When he bounds on stage he’s ready to go, and the set moves speedily from one song to the next, with the minimum of stage patter. That just wastes time. Although, perhaps predictably, song selection leans heavily on cuts from his first official solo album, Blunderbuss, he revisits material from each of his former bands, in the process recasting them with the current players. So, opener ‘Sixteen Saltines’ leads into The White Stripes’ ‘Dead Leaves And The Dirty Ground’, but it’s much more psyched and frenzied than the original version familiar from White Blood Cells.
Hearing full-band renditions of old White Stripes’ songs, in radical new arrangements, is one of the many considerable pleasures of this show: These Peacock ladies are far from providing mere eye candy. Indeed, it’s a testament to the excellence of the band that pretty much everything, be it by The White Stripes, The Raconteurs, The Dead Weather or Jack White, sounds better here live than it did on record. Although it is invidious to single out an individual performance for special praise when it is part of such a tight ensemble, Lillie Mae Rische’s fiddle work is superlative, as amply demonstrated on the baroque ‘Missing Pieces’, where her contribution is like a second guitar foil to Jack’s playing.
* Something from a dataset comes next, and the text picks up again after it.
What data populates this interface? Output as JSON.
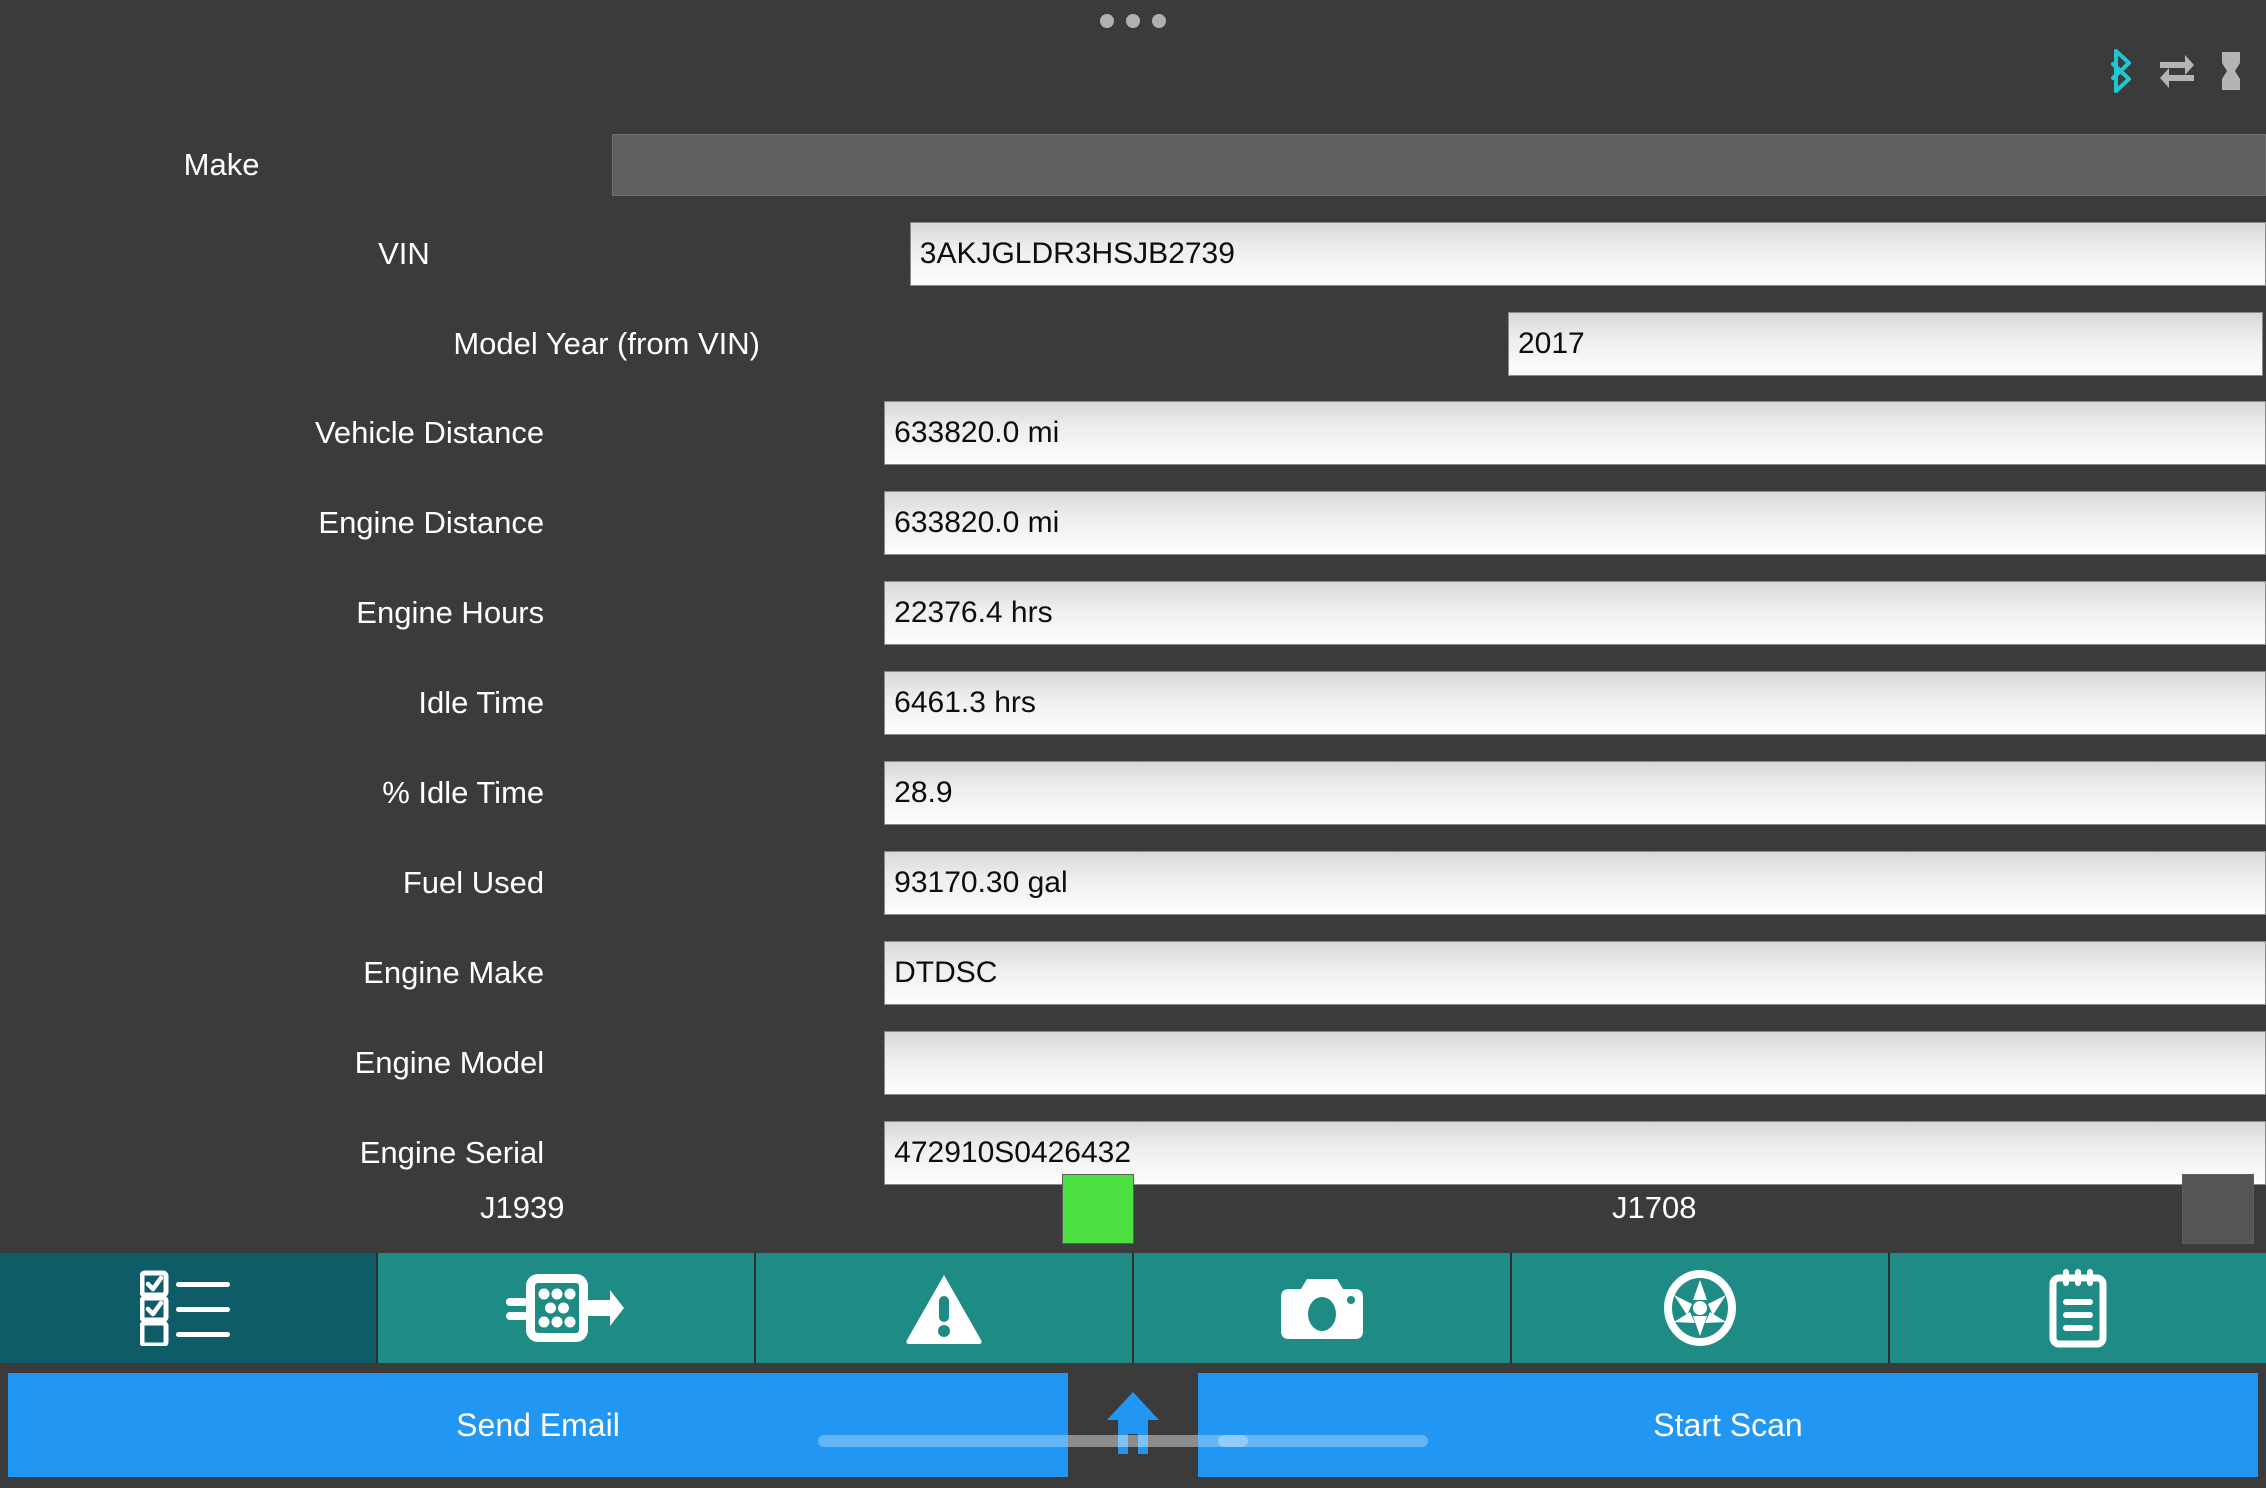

The positioning of Carla Azar’s drums is telling, however, occupying the front stage to Jack’s right, just like Meg’s kit used to. He likes to be near the pulsebeat.
In the main set, Blunderbuss’ ‘Love Interruption’, ‘Hypocritical Kiss’, ‘Weep Themselves to Sleep’, ‘I Guess I Should Go To Sleep’ and ‘Trash Tongue Talker’ all feature. But they are leavened with The Raconteurs’ ‘Top Yourself’ and ‘Steady, As She Goes’, The Dead Weather’s ‘Blue Blood Blues’, and The White Stripes’ ‘Cannon’ (segueing into Son House’s ‘John The Revelator’), a rollicking full-on bash through ‘Hotel Yorba’, and closer ‘The Hardest Button To Button’. Thus, fans who came on board at different junctures in Mr. White’s career are all satisfied. There’s even an outing of his contribution to The Lost Notebooks Of Hank Williams, ‘You Know That I Know’, for the diehard completists. What’s fascinating, and remarkable, is how he can oscillate from earthshaking metal riffage to poignant country tonalities, switch seemlessly from electric to acoustic, and still keep everyone on board.
There’s still plenty of juice in the tank for a six song encore, comprising ‘Freedom At 21’, ‘Carolina Drama’, ‘We’re Going To Be Friends’ (with more of that delicious fiddle-playing), ‘Ball And Biscuit’, ‘Take Me With You When You Go’ and yes, finally, ‘Seven Nation Army’, with some raucous slide playing. Everyone goes home happy on this festive night. Jack White has reinvented himself again but the more he changes, the more he stays the same. It suits him.
Photos: Paulo Goncalves